How the Country Music Hall of Fame is reducing food waste
By Lizzy Alfs
Popular Nashville tourist attraction hopes to reduce its carbon footprint by donating food, composting and growing vegetables
The Country Music Hall of Fame and Museum has fed nearly 8,000 hungry people with excess food donated from its kitchens since late December, said Karl Ebert, the museum’s associate director of operations.
The popular tourist and event attraction in downtown Nashville has ramped up its food waste initiative by giving its leftover food to the Nashville Rescue Mission and by starting a composting program.
Since Feb. 22, museum officials estimate, the kitchen staff has composted 10,324 pounds of material.
“We are such a big organization and we produce so much food — we do over 400 catered events annually — and the food that’s left over was often ending up in the trash,” Ebert said. “Adding an extra step to reduce what goes into the trash and putting it to something that could be a better use, like composting, which gets put back into the community and reduces our carbon footprint, just makes the most sense.”
The museum is one of more than 50 Nashville restaurants and venues participating in Mayor Megan Barry’s first-of-its-kind Food Saver Challenge, which runs through May. Participants range from Opry Entertainment and the Hilton Garden Inn to Strategic Hospitality and Dozen Bakery.
The goal of the challenge is to get restaurants to waste less food in a broader effort to minimize landfill gases, help feed the hungry and reduce food costs.

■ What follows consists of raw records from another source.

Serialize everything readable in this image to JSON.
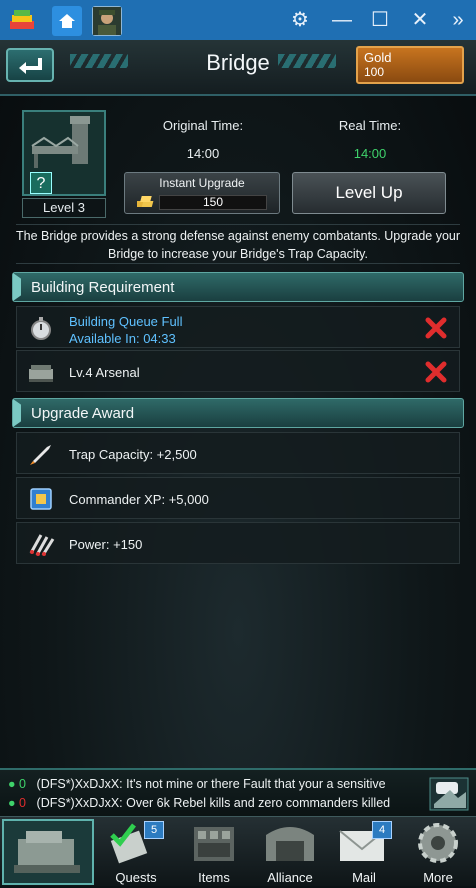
{
  "colors": {
    "titlebar": "#1f6fb3",
    "accent": "#3fd26b",
    "gold": "#c7741f",
    "error": "#e02d2d",
    "link": "#5fc1ff"
  },
  "titlebar": {
    "icons": [
      "bluestacks-logo-icon",
      "home-icon",
      "game-thumb",
      "gear-icon",
      "minimize-icon",
      "maximize-icon",
      "close-icon",
      "expand-icon"
    ]
  },
  "header": {
    "title": "Bridge",
    "gold_label": "Gold",
    "gold_value": "100"
  },
  "building": {
    "level": "Level 3",
    "original_time_label": "Original Time:",
    "original_time": "14:00",
    "real_time_label": "Real Time:",
    "real_time": "14:00",
    "instant_upgrade_label": "Instant Upgrade",
    "instant_cost": "150",
    "level_up_label": "Level Up",
    "description": "The Bridge provides a strong defense against enemy combatants. Upgrade your Bridge to increase your Bridge's Trap Capacity."
  },
  "requirements": {
    "title": "Building Requirement",
    "queue_title": "Building Queue Full",
    "queue_available": "Available In: 04:33",
    "arsenal": "Lv.4 Arsenal"
  },
  "awards": {
    "title": "Upgrade Award",
    "items": [
      "Trap Capacity: +2,500",
      "Commander XP: +5,000",
      "Power: +150"
    ]
  },
  "chat": {
    "lines": [
      {
        "count": "0",
        "text": "(DFS*)XxDJxX: It's not mine or there Fault that your a sensitive"
      },
      {
        "count": "0",
        "text": "(DFS*)XxDJxX: Over 6k Rebel kills and zero commanders killed"
      }
    ]
  },
  "nav": {
    "quests": "Quests",
    "quests_badge": "5",
    "items": "Items",
    "alliance": "Alliance",
    "mail": "Mail",
    "mail_badge": "4",
    "more": "More"
  }
}
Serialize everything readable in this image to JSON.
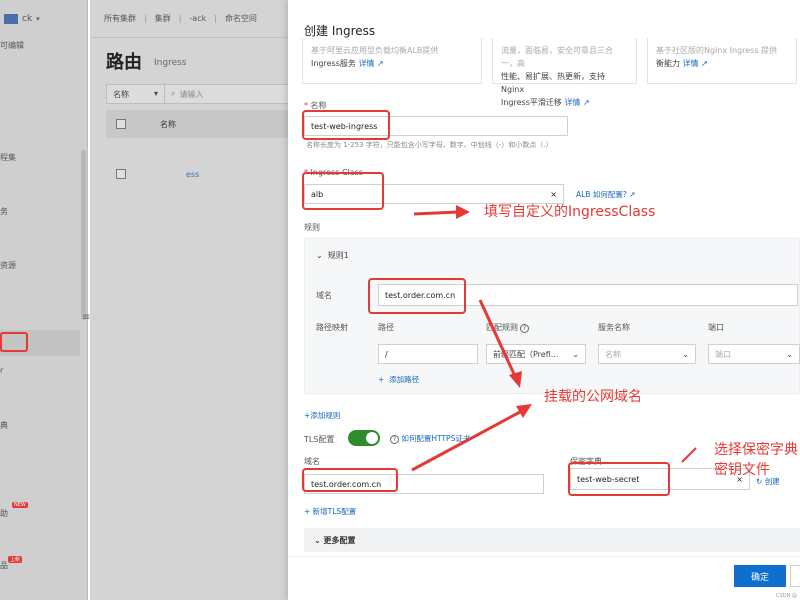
{
  "sidebar": {
    "cluster": "ck",
    "items": [
      "可编辑",
      "程集",
      "务",
      "资源",
      "r",
      "典",
      "助",
      "品"
    ],
    "badge_new": "NEW",
    "badge_hot": "上新"
  },
  "main": {
    "breadcrumb": [
      "所有集群",
      "集群",
      "-ack",
      "命名空间"
    ],
    "title": "路由",
    "subtitle": "Ingress",
    "filter_select": "名称",
    "filter_placeholder": "请输入",
    "col_name": "名称",
    "row_name": "ess"
  },
  "drawer": {
    "title": "创建 Ingress",
    "cards": [
      {
        "line1": "基于阿里云应用型负载均衡ALB提供",
        "line2": "Ingress服务",
        "link": "详情"
      },
      {
        "line1": "流量，面临易，安全可靠且三合一，高",
        "line2": "性能、易扩展、热更新，支持Nginx",
        "line3": "Ingress平滑迁移",
        "link": "详情"
      },
      {
        "line1": "基于社区版的Nginx Ingress 提供",
        "line2": "衡能力",
        "link": "详情"
      }
    ],
    "name_label": "名称",
    "name_value": "test-web-ingress",
    "name_hint": "名称长度为 1-253 字符，只能包含小写字母、数字、中划线（-）和小数点（.）",
    "class_label": "Ingress Class",
    "class_value": "alb",
    "class_link": "ALB 如何配置?",
    "rules_label": "规则",
    "rule_title": "规则1",
    "domain_label": "域名",
    "domain_value": "test.order.com.cn",
    "path_mapping_label": "路径映射",
    "path_col": "路径",
    "match_col": "匹配规则",
    "service_col": "服务名称",
    "port_col": "端口",
    "path_value": "/",
    "match_value": "前缀匹配（Prefi...",
    "service_placeholder": "名称",
    "port_placeholder": "端口",
    "add_path": "添加路径",
    "add_rule": "+添加规则",
    "tls_label": "TLS配置",
    "tls_link": "如何配置HTTPS证书",
    "tls_domain_label": "域名",
    "tls_domain_value": "test.order.com.cn",
    "tls_secret_label": "保密字典",
    "tls_secret_value": "test-web-secret",
    "create_link": "创建",
    "add_tls": "+ 新增TLS配置",
    "more_config": "更多配置",
    "ok_button": "确定",
    "watermark": "CSDN @"
  },
  "annotations": {
    "class_note": "填写自定义的IngressClass",
    "domain_note": "挂载的公网域名",
    "secret_note_line1": "选择保密字典",
    "secret_note_line2": "密钥文件"
  },
  "colors": {
    "accent": "#0f6fd0",
    "annotation_red": "#e53935",
    "toggle_on": "#2e8b2e"
  }
}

Across the U.S., restaurants and the overall food service sector are among the biggest contributors to food waste, which could fill a 90,000-seat stadium every day.
Nashville could act as a template for the innovative citywide challenge that can help the U.S. reach its goal of reducing 50 percent of food waste by 2030.
Ebert helped identify several ways the museum could reduce its own food waste, starting with educating the roughly 30 people on the kitchen staff on composting and recycling. Three bins are grouped together in several places, including the kitchens, banquet areas and staff break room, to separate compost from recycling and waste. Signs are posted to help teach people what goes in each bin.
“It changed the entire dynamic for us. It took about a week to teach everyone,” said the museum’s executive chef, Bobby Hammock.
The museum estimates it’s on track to compost 51,600 pounds of material by the end of the year with its current average of 1,147 pounds per week.
Next up: incorporating the composting program into the guest experience.
“The next step is to really take it to the front of house and really get our guests on board as well,” Ebert said. “We do see a million people through here every year, so even the percentage that buy food, if we can get them composting as well, that will take us to the next level.”
Composting has a large-scale impact at the museum, but the organization also is taking smaller steps to reduce food costs. A new hydroponic system is set to be installed this week on a rooftop terrace with plans to grow 35 different herbs, peppers, tomatoes and cucumbers.
If the 10-foot-by-10-foot plot is a success, Ebert wants to transition it to a bigger system at the museum’s East Nashville warehouse.
On the donation side, Hammock said the museum works hard not to over-prep food, but there’s often excess when you cook for large-scale events. A new partnership with the Nashville Rescue Mission means those leftovers are donated instead of winding up as waste.
“Our team and I think everybody here really embraces feeding people who are less fortunate,” Hammock said.
By the numbers: Reducing food waste
396: Trays of food the Country Music Hall of Fame and Museum has donated to the Nashville Rescue Mission since late December
857: The museum’s projection for food trays donated by the end of 2017
1,147: Pounds of material composted per week at the museum
14,901: Pounds of food and material diverted from the landfill this year thanks to the museum’s composting and donation programs